Symptoms of rheumatoid arthritis in hands person are different and can change over time. Usually the symptoms of rheumatoid arthritis don’t all appear immediately and feet, but develop slowly over several weeks. Although rare, some people with rheumatoid arthritis can also experience rapid development of symptoms and wrist, even on a matter of days. Symptoms of rheumatoid arthritis can also appear and disappear for a while.
Rheumatoid arthritis usually attacks the small joints in the hands and feet first. Some symptoms that often arise in joints due to rheumatoid arthritis include:
1. Stiff. Joints will feel stiff and difficult to move. This symptom is especially felt in the morning or after resting. Stiff symptoms of joints are often associated with osteoarthritis. But usually in osteoarthritis in finger, symptoms will disappear half an hour after waking up, whereas in rheumatoid arthritis it will last longer.
2. Redness, swelling and feeling warm. The joints will be reddish, swollen, and feel warm to the touch.
3. Pain. The joints will feel pain and throbbing. Similarly, the feeling of stiffness in the joints, usually more severe pain in the morning or after resting.
In addition to the symptoms mentioned above, some people with rheumatoid arthritis can also experience fever, decreased body weight, fatigue and lack of energy, sweating, and reduced appetite. Patients can also teatment experience dry eyes and feel pain in the chest if symptoms spread in the eyes, heart to lung.
Rheumatoid arthritis must be treated immediately because if the disease gets worse, symptoms can spread to other joints including the knees, wrists, shoulders, ankles, hips, and elbows. And if left for too long, rheumatoid arthritis can cause the joints to shift and change shape.
Rheumatoid arthritis or rheumatoid arthritis is chronic inflammation of the joints that causes pain, symptoms of rheumatoid arthritis in hands swelling and stiffness in the joints (such as the joints of the feet and hands). The effects of this condition will limit daily activities in hands, such as difficult to walk and use hands.

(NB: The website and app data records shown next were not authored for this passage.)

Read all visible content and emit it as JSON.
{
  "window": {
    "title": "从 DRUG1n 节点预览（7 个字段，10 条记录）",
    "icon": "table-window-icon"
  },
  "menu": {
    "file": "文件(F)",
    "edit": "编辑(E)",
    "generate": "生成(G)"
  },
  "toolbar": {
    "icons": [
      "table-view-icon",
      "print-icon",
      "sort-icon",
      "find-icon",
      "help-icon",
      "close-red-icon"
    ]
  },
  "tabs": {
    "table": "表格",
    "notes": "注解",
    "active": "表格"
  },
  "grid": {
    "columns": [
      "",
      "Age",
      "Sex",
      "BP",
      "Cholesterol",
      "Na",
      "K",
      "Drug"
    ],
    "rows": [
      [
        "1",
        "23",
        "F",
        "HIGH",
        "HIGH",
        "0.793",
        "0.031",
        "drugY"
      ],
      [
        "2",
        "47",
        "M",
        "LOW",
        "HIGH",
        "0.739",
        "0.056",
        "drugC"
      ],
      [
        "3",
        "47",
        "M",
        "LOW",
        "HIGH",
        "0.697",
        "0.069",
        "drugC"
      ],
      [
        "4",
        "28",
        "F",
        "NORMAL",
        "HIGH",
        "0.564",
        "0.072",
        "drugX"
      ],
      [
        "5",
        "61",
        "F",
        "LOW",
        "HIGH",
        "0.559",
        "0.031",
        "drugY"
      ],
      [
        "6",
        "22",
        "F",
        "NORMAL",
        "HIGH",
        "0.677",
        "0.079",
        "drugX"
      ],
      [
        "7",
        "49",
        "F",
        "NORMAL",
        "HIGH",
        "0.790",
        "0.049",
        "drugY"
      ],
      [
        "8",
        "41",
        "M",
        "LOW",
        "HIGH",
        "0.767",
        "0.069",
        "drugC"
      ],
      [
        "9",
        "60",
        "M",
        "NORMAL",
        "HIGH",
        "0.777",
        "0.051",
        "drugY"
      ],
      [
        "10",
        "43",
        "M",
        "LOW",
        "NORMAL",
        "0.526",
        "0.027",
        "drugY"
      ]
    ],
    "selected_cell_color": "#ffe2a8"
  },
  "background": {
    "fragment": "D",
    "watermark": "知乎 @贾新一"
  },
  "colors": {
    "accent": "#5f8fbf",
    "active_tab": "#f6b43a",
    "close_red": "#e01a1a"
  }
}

Although the body parts most often affected by rheumatoid arthritis are in the legs and
arms, this disease can also affect other parts of the body, such as the eyes, lungs, blood vessels, and skin. Rheumatoid arthritis occurs when the immune system attacks your own body’s tissues. This disease is more common among women, especially over 40 years.
However, this does not rule out the possibility of men and anyone outside of this age
contracting this disease.
Symptoms of Rheumatoid Arthritis
Symptoms of rheumatoid arthritis in each person are different and can change over time,
but the symptoms that often arise in the joints are a feeling of stiffness,
redness, swelling, feeling warm, and pain. Rheumatoid arthritis must be treated
immediately because if the disease gets worse, symptoms can spread to other parts of the body and cause the joints to shift or even change shape.
Causes of Rheumatoid Arthritis
Rheumatoid arthritis is caused by the immune system which is supposed to fight infections,
but instead attacks normal cells in the joints and makes the joints feel painful, swollen and stiff. Although the reason why the immune system mistakenly attacks the body in rheumatoid
arthritis is still unknown, there are several factors that can increase risk, such as age, hormones, genetics, environment, obesity and smoking habits.
Diagnosis of Rheumatoid Arthritis
Symptoms of rheumatoid arthritis are similar to a number of other diseases, which is why
it is difficult to diagnose rheumatoid arthritis at an early stage. There are several tests that can help diagnose rheumatoid arthritis, namely physical examination, blood tests, and X-ray scanning.
Rheumatoid Arthritis Treatment
People with rheumatoid arthritis can only do basic treatments such as changing lifestyle patterns because until now there are still no drugs that can cure rheumatoid arthritis in total, but with proper care, spread and inflammation can be inhibited. The treatment that can be done is to do therapy and long-term treatment to inhibit the development and symptoms of rheumatoid arthritis. If treatment with therapy and treatment is not effective, then surgery to correct joint problems can be done.
Complications of Rheumatoid Arthritis
There are several possible complications that can occur if rheumatoid arthritis is not treated properly, such as inflammation of blood vessels, eyes, heart, and lungs, damage to the joints and the occurrence of carpal tunnel syndrome. Rheumatoid arthritis increases the risk of having a heart attack stroke.
Although it is not known exactly what causes rheumatism (rheumatoid arthritis), but scientists believe that this disease occurs when a person’s immune system attacks its own body tissue. In this case, the joints are attacked. Joints that are attacked by rheumatism will experience pain, swelling, and stiffness. If one side of the knee or hand experiences rheumatism, then usually one side is also affected. This disease often occurs in more than one joint and can affect joints in the body.
In addition to the symptoms of rheumatism, you also need to know that rheumatism can appear slowly, for example, only attack 1 or several joints. But symptoms of rheumatoid arthritis in hands sometimes the disease directly ‘paralyzes’ the joints on both sides of the body at once. So, be careful, and live a healthy lifestyle to avoid the risk of rheumatism.